PROMPT: For each line below that includes the word "value", make a copy.

++++

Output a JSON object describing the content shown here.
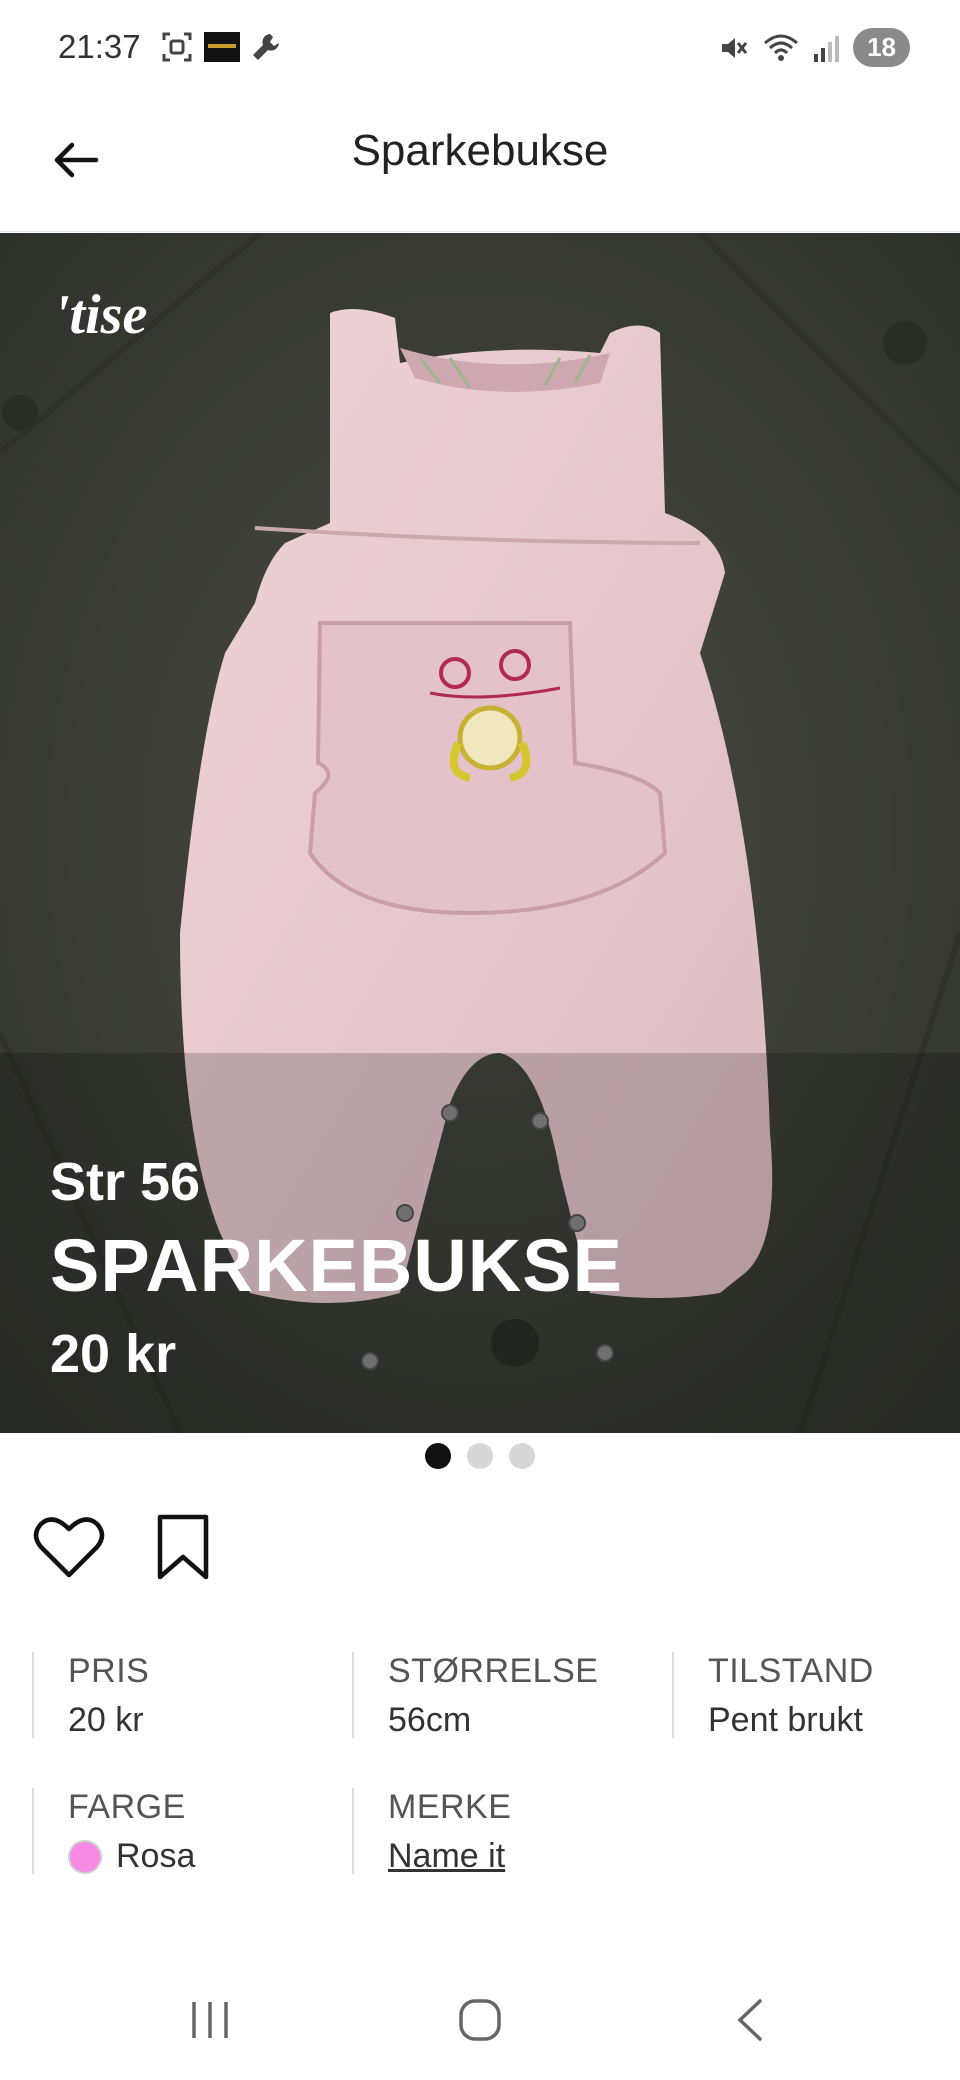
{
  "status": {
    "time": "21:37",
    "battery": "18",
    "icons_left": [
      "screenshot-icon",
      "app-thumbnail-icon",
      "wrench-icon"
    ],
    "icons_right": [
      "mute-icon",
      "wifi-icon",
      "signal-icon"
    ]
  },
  "header": {
    "title": "Sparkebukse",
    "back_icon": "arrow-left-icon"
  },
  "hero": {
    "logo_text": "'tise",
    "overlay_size": "Str 56",
    "overlay_title": "SPARKEBUKSE",
    "overlay_price": "20 kr",
    "photo_subject": "pink baby romper",
    "colors": {
      "background": "#3f4139",
      "garment": "#e8c9cf"
    }
  },
  "carousel": {
    "count": 3,
    "active_index": 0
  },
  "actions": {
    "like_icon": "heart-icon",
    "save_icon": "bookmark-icon"
  },
  "details": {
    "price": {
      "label": "PRIS",
      "value": "20 kr"
    },
    "size": {
      "label": "STØRRELSE",
      "value": "56cm"
    },
    "condition": {
      "label": "TILSTAND",
      "value": "Pent brukt"
    },
    "color": {
      "label": "FARGE",
      "value": "Rosa",
      "swatch": "#f98ae4"
    },
    "brand": {
      "label": "MERKE",
      "value": "Name it"
    }
  },
  "navbar": {
    "recents_icon": "recents-icon",
    "home_icon": "home-icon",
    "back_icon": "back-chevron-icon"
  }
}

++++

ANSWER TO THIS PROBLEM:
      "value": "20 kr"
      "value": "56cm"
      "value": "Pent brukt"
      "value": "Rosa",
      "value": "Name it"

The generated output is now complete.